Fifth, the precautionary principle illegitimately shifts the burden of proof by positioning advocates of proposed activities or new technologies as reckless, in contrast with the 'responsible' advocates of 'precaution'. The content - even the very name - of the precautionary principle positions environmental activists and Luddites as friends and protectors of the common person. The innovators are made to prove safety, having already been portrayed as indifferent to the common good and interested only in profiting.
Having illegitimately shifted the burden of proof, activists can impose their values without troubling themselves with evidence and without taking responsibility for the results of overly-precautious policies. For example, the Environmental Working Group opposed the use of pesticides, speculating about possible carcinogenic effects of trace amounts of their residues. They do not seem to have taken into account the probability that restricting pesticides would increase cancer rates.
Activists get away with the burden of proof trick by managing perceptions of risk instead of examining the real risks. This move is particularly dangerous because we have limited resources to address a multitude of risks. We cannot afford to make decisions driven by manipulated perceptions. It's crucial that we rely on a comprehensive, scientifically grounded perspective when choosing which risks have the strongest claim on our attention.
Sixth, and finally, the precautionary principle conflicts with the more balanced approach to risk and harm derived from common law. Common law holds us liable for injuries we cause, our liability being proportionate with the degree of foreseeable risk. By contrast, the precautionary principle dismisses liability and acts like a preliminary injunction, but without the involvement of a court, without the burden of proof, and without taking responsibility for harm caused by the injunction.'

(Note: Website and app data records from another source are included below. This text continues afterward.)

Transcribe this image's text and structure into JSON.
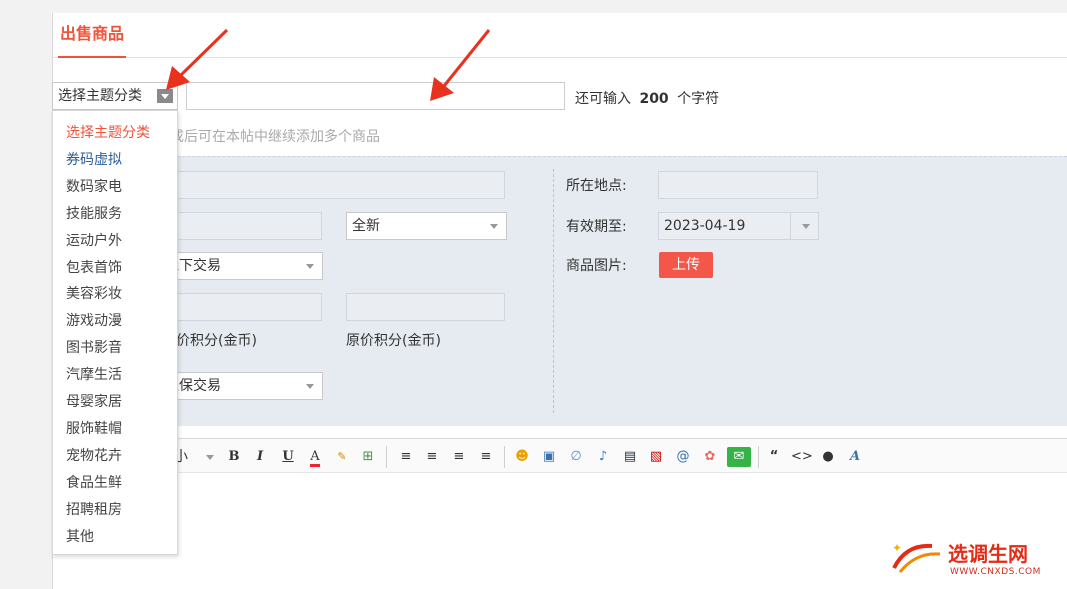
{
  "tabs": {
    "active": "出售商品"
  },
  "category_select": {
    "value": "选择主题分类"
  },
  "char_counter": {
    "prefix": "还可输入",
    "count": "200",
    "suffix": "个字符"
  },
  "hint_text": "成后可在本帖中继续添加多个商品",
  "form": {
    "condition_select": "全新",
    "trade_method": "线下交易",
    "original_price_label": "原价积分(金币)",
    "price_label_partial": "价积分(金币)",
    "guarantee_trade": "担保交易",
    "location_label": "所在地点:",
    "expiry_label": "有效期至:",
    "expiry_value": "2023-04-19",
    "image_label": "商品图片:",
    "upload_button": "上传"
  },
  "toolbar": {
    "font_size": "小",
    "bold": "B",
    "italic": "I",
    "underline": "U",
    "font_color": "A",
    "quote": "“",
    "code": "<>",
    "superscript": "A"
  },
  "dropdown": {
    "items": [
      "选择主题分类",
      "券码虚拟",
      "数码家电",
      "技能服务",
      "运动户外",
      "包表首饰",
      "美容彩妆",
      "游戏动漫",
      "图书影音",
      "汽摩生活",
      "母婴家居",
      "服饰鞋帽",
      "宠物花卉",
      "食品生鲜",
      "招聘租房",
      "其他"
    ]
  },
  "watermark": {
    "name": "选调生网",
    "url": "WWW.CNXDS.COM"
  },
  "colors": {
    "accent": "#f0533b",
    "form_bg": "#e5ebf1",
    "arrow_red": "#e8321e",
    "upload": "#f2574a"
  }
}
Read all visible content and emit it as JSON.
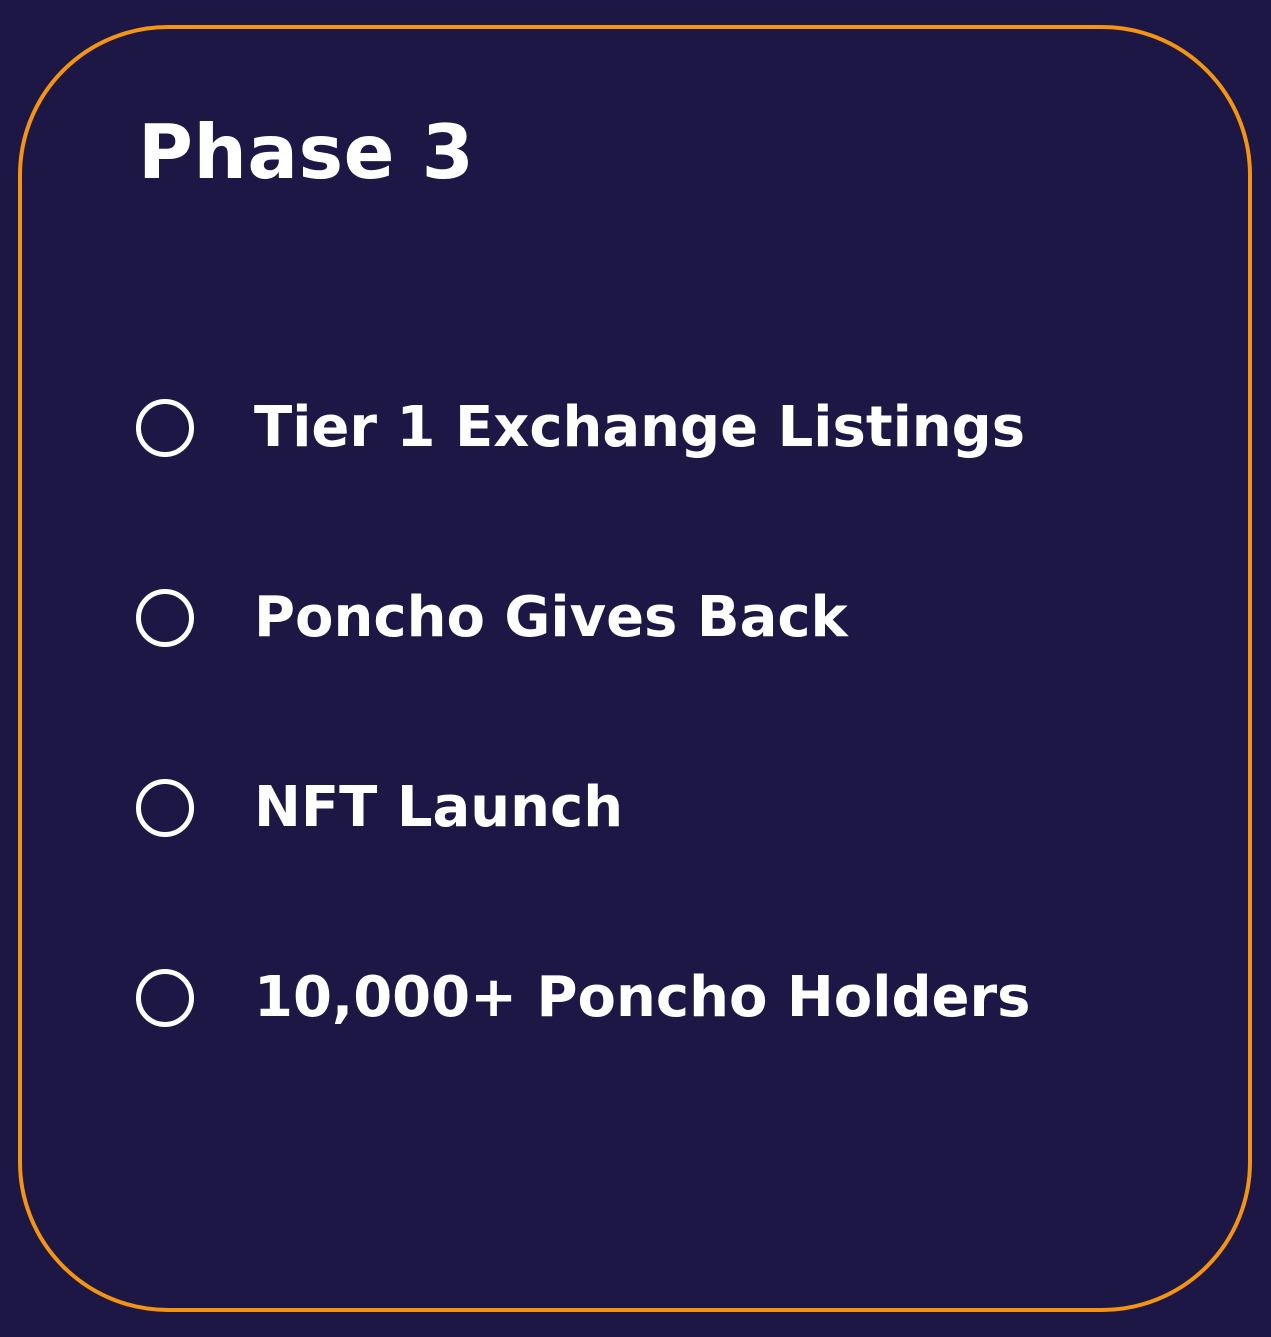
{
  "card": {
    "title": "Phase 3",
    "border_color": "#f39412",
    "background_color": "#1c1745",
    "items": [
      {
        "label": "Tier 1 Exchange Listings",
        "icon": "empty-circle-icon",
        "completed": false
      },
      {
        "label": "Poncho Gives Back",
        "icon": "empty-circle-icon",
        "completed": false
      },
      {
        "label": "NFT Launch",
        "icon": "empty-circle-icon",
        "completed": false
      },
      {
        "label": "10,000+ Poncho Holders",
        "icon": "empty-circle-icon",
        "completed": false
      }
    ]
  }
}
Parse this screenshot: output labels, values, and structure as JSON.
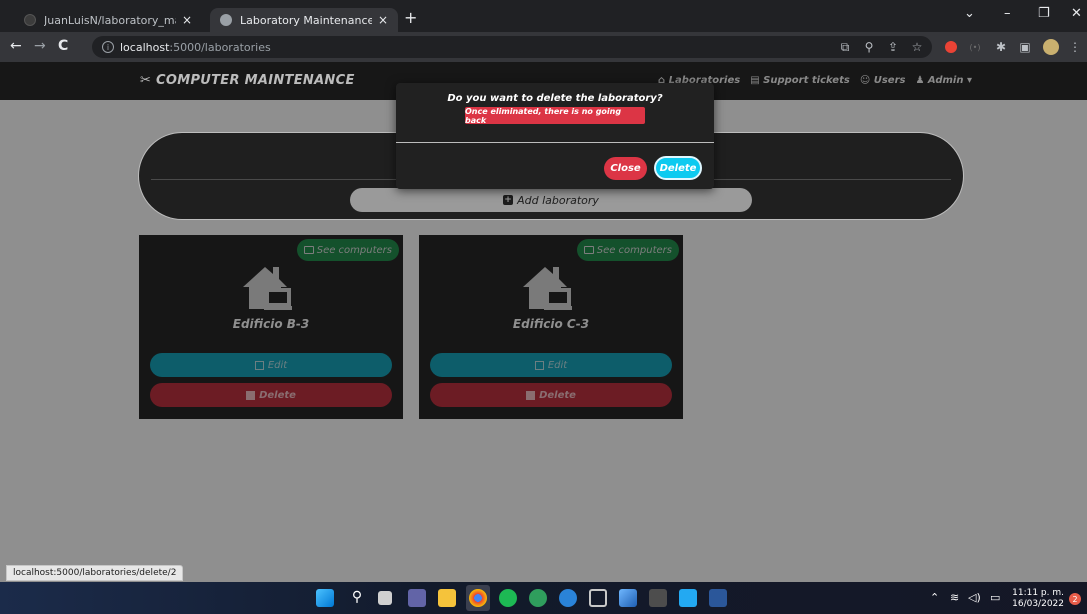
{
  "browser": {
    "tabs": [
      {
        "title": "JuanLuisN/laboratory_maintenan",
        "close": "×"
      },
      {
        "title": "Laboratory Maintenance",
        "close": "×"
      }
    ],
    "new_tab": "+",
    "window_controls": {
      "collapse": "⌄",
      "minimize": "–",
      "maximize": "❐",
      "close": "✕"
    },
    "nav": {
      "back": "←",
      "forward": "→",
      "reload": "C"
    },
    "url_host": "localhost",
    "url_path": ":5000/laboratories",
    "extensions": [
      "translate-icon",
      "zoom-icon",
      "share-icon",
      "star-icon",
      "extension-red-icon",
      "extension-dim-icon",
      "puzzle-icon",
      "sidepanel-icon",
      "profile-avatar"
    ]
  },
  "app": {
    "brand": "COMPUTER MAINTENANCE",
    "nav_links": [
      "Laboratories",
      "Support tickets",
      "Users",
      "Admin"
    ],
    "add_lab_label": "Add laboratory",
    "accent_colors": {
      "primary": "#0dcaf0",
      "danger": "#dc3545",
      "success": "#198754"
    }
  },
  "labs": [
    {
      "name": "Edificio B-3",
      "see_label": "See computers",
      "edit_label": "Edit",
      "delete_label": "Delete"
    },
    {
      "name": "Edificio C-3",
      "see_label": "See computers",
      "edit_label": "Edit",
      "delete_label": "Delete"
    }
  ],
  "modal": {
    "title": "Do you want to delete the laboratory?",
    "warning": "Once eliminated, there is no going back",
    "close_label": "Close",
    "delete_label": "Delete"
  },
  "status_url": "localhost:5000/laboratories/delete/2",
  "taskbar": {
    "apps": [
      "windows-start-icon",
      "search-icon",
      "task-view-icon",
      "teams-icon",
      "file-explorer-icon",
      "chrome-icon",
      "spotify-icon",
      "hs-app-icon",
      "app-blue-icon",
      "virtualbox-icon",
      "photos-icon",
      "terminal-icon",
      "vscode-icon",
      "word-icon"
    ],
    "time": "11:11 p. m.",
    "date": "16/03/2022",
    "notifications": "2"
  }
}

When I read this summary, I offered the ultimate compliment: I wish I'd written that!